* _PROBLEM REQUIREMENTS_:
Look through the material and copy each line holding "background".

* _MATERIAL SHOWN_:
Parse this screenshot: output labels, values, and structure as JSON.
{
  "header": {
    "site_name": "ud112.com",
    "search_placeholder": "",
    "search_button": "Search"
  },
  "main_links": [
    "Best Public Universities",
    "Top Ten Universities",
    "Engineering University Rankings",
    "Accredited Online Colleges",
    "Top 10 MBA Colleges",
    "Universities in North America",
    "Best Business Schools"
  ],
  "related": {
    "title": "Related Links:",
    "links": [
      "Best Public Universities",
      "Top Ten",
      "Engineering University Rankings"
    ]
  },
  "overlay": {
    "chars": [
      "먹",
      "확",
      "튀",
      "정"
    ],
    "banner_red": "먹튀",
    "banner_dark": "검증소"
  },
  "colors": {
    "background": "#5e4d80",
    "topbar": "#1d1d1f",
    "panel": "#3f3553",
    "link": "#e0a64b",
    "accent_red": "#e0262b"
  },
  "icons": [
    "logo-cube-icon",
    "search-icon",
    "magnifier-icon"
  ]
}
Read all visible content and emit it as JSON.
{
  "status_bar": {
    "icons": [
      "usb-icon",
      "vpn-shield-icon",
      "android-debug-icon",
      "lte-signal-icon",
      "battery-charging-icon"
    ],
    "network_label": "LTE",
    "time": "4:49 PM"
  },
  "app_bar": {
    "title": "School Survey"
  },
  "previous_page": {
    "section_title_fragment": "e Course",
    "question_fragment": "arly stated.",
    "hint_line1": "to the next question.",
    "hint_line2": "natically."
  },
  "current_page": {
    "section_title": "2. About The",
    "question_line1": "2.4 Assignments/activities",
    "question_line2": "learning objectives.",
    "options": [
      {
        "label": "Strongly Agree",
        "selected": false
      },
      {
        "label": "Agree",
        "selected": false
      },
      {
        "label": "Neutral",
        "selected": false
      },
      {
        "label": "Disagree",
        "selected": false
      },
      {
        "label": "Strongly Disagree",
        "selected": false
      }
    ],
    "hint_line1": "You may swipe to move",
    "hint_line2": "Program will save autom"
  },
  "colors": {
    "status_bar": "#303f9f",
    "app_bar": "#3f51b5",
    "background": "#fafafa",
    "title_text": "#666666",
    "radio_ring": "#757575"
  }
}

* _YOUR SOLUTION_:
    "background": "#5e4d80",
    "background": "#fafafa",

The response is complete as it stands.